• [Exercise brief]: Repeat, line for line, the entries printed below.

• [Information given]:
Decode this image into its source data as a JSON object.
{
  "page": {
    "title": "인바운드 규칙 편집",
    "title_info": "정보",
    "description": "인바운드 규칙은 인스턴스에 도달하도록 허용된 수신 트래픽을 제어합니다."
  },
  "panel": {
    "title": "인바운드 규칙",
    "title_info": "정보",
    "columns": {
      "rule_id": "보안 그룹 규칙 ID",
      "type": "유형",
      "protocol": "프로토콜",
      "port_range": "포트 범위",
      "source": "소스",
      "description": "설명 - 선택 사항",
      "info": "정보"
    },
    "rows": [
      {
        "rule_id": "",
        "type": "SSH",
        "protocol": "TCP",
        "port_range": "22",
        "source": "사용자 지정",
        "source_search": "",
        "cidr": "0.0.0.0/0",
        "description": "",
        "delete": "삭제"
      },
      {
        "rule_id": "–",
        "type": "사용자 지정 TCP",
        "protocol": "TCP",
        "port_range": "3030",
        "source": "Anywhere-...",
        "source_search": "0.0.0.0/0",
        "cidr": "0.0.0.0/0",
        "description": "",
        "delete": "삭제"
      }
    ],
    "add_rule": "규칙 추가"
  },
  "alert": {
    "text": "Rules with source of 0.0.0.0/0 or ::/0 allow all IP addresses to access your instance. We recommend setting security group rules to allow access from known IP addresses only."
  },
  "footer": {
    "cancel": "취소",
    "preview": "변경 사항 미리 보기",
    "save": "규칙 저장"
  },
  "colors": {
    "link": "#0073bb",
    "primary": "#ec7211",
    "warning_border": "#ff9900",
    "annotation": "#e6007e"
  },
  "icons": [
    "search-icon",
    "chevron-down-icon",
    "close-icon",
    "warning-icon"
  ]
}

• [Result below]:
Decode this image into its source data as a JSON object.
{
  "page": {
    "title": "인바운드 규칙 편집",
    "title_info": "정보",
    "description": "인바운드 규칙은 인스턴스에 도달하도록 허용된 수신 트래픽을 제어합니다."
  },
  "panel": {
    "title": "인바운드 규칙",
    "title_info": "정보",
    "columns": {
      "rule_id": "보안 그룹 규칙 ID",
      "type": "유형",
      "protocol": "프로토콜",
      "port_range": "포트 범위",
      "source": "소스",
      "description": "설명 - 선택 사항",
      "info": "정보"
    },
    "rows": [
      {
        "rule_id": "",
        "type": "SSH",
        "protocol": "TCP",
        "port_range": "22",
        "source": "사용자 지정",
        "source_search": "",
        "cidr": "0.0.0.0/0",
        "description": "",
        "delete": "삭제"
      },
      {
        "rule_id": "–",
        "type": "사용자 지정 TCP",
        "protocol": "TCP",
        "port_range": "3030",
        "source": "Anywhere-...",
        "source_search": "0.0.0.0/0",
        "cidr": "0.0.0.0/0",
        "description": "",
        "delete": "삭제"
      }
    ],
    "add_rule": "규칙 추가"
  },
  "alert": {
    "text": "Rules with source of 0.0.0.0/0 or ::/0 allow all IP addresses to access your instance. We recommend setting security group rules to allow access from known IP addresses only."
  },
  "footer": {
    "cancel": "취소",
    "preview": "변경 사항 미리 보기",
    "save": "규칙 저장"
  },
  "colors": {
    "link": "#0073bb",
    "primary": "#ec7211",
    "warning_border": "#ff9900",
    "annotation": "#e6007e"
  },
  "icons": [
    "search-icon",
    "chevron-down-icon",
    "close-icon",
    "warning-icon"
  ]
}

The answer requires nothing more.